Information in a Web 3.0 world will be much easier to access, because computers will do a lot of the time-consuming work that people still do today.
Where will we find long-term solutions to the problems of the economy? Our political and business leaders talk a lot about innovation being our economic savior, but what can we do with such platitudes? It’s like saying “the economy needs jobs”—100 percent correct, but 99 percent useless as a guide to what we should do next.
I’m up to the innovation challenge. I’m just a small entrepreneur, but the technology I work in offers some real and specific opportunities for economic improvement. It’s broadly called Web 3.0, or the Semantic Web, and it’s the next generation of the Internet. Each of the earlier Web generations was pretty transformative, and this next version will be too.
Web 3.0 is a smarter Web, giving computers better ways to share information. This has enormous benefits for people who need to search for information, automate processes and transactions, and make logical connections between similar concepts and things. Information in a Web 3.0 world will be much easier to access, because computers will do a lot of the time-consuming work that people still do today.
Here are specific suggestions for ways that Web 3.0 innovation can have a positive effect on the economy:

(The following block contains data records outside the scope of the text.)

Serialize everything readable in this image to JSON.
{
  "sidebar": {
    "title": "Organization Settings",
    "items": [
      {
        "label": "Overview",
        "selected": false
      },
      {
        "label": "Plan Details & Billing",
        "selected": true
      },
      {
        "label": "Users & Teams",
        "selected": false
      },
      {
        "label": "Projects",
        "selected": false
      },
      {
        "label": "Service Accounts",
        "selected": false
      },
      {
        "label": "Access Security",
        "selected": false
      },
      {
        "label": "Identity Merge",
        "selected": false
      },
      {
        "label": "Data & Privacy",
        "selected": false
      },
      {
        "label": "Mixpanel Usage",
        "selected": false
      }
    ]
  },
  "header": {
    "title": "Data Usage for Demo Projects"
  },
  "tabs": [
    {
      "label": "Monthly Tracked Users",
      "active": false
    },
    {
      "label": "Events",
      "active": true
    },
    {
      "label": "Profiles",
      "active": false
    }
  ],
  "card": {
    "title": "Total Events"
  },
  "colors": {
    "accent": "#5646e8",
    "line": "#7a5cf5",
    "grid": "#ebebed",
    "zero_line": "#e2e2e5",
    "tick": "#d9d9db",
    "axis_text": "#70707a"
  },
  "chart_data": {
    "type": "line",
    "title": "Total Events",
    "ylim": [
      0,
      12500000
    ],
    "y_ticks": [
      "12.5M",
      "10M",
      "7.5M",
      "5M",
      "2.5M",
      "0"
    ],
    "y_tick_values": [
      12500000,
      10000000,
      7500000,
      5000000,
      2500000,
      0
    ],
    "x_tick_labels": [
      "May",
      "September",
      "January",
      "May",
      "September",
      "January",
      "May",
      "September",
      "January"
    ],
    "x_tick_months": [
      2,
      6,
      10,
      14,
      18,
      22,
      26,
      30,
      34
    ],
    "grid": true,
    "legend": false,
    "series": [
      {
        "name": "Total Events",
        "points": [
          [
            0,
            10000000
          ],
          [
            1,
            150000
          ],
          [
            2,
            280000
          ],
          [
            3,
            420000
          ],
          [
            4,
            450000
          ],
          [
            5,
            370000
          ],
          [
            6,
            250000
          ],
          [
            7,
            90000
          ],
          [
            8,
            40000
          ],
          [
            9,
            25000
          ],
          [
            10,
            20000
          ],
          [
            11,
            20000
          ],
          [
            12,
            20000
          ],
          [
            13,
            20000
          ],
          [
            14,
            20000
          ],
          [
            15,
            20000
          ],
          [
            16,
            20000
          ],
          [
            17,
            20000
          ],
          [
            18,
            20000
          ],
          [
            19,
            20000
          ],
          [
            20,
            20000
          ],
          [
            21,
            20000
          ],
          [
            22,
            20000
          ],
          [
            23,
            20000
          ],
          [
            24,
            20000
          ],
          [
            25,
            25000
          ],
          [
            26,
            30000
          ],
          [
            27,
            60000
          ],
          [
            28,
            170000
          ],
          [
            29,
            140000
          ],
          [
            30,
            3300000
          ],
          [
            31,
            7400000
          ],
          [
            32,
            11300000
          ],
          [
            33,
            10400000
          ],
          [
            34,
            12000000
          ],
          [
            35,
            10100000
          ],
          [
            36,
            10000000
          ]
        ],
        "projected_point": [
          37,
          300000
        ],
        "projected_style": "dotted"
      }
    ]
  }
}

1. In health care reform, Web 3.0 is an ideal technology for creating electronic medical records (EMRs), by merging the personal information that exists in disparate databases all over the health care system.
2. Data.gov is a comprehensive database of government information from a vast array of sources, all powered by semantic, Web 3.0 technologies. This transparency provides incentives for reducing government waste and improving the accountability of government agencies, procurement processes and contract awards.
3. In biotechnology, Web 3.0 provides tools that cut years of research down to days. New information is incorporated into the R&D process, drawing connections between related concepts and visualizing the results in graphs of merged information. Seeing these connections enables researchers to make better predictions about the spread of diseases, calculate a patient’s response to treatments and assess the risk of drug side effects.
4. In the financial sector, money will be saved through advanced fraud monitoring systems that are made possible through the real-time linking of financial accounts, transaction data and customer information. This can scale globally, so regulators and analysts can understand the risks of portfolio structures and counterparty transactions, preventing future financial crises.
5. Sustainability decisions need the right information quickly, and that information must be based on science and fact. One Web 3.0 solution links a pesticide database to a database of organisms and one of weather patterns, to fully understand the balance of positive and negative consequences of our environmental choices.
6. Open Energy Information (OpenEI) is a collaboration designed to share energy data, tools, models and knowledge. Web 3.0 technologies are used to share energy- related information and accelerate innovation, development and deployment of clean energy systems.
7. The Open Floor Plan Display/Exchange project is using Web 3.0 to provide interactive real-time data about building plans that will be used by emergency services, law enforcement and risk analysts to improve building safety.
8. Personal data lockers will form an identity ecosystem based on Web 3.0. You will be able to configure who gets access to your locker and in what context, depending on your role, intent and location. Applications will understand the relationships between people, services and objects.
9. Web 3.0 will deliver better customer experience because service providers will understand what the customer needs in real time and will take the optimal action. The results will include massive time savings, better customer retention, more effective up-selling and improvements in satisfaction. In summary, Web 3.0 represents a Web in which information is much better linked and more efficiently utilized, with the economy continuing to benefit on a greater scale.
Tony Shaw is publisher of the Semantic Universe journal, and educational chairman of SemTech, the world’s largest semantic technology conference. Shaw also facilitates the TTI/Vanguard strategy forum for CTOs.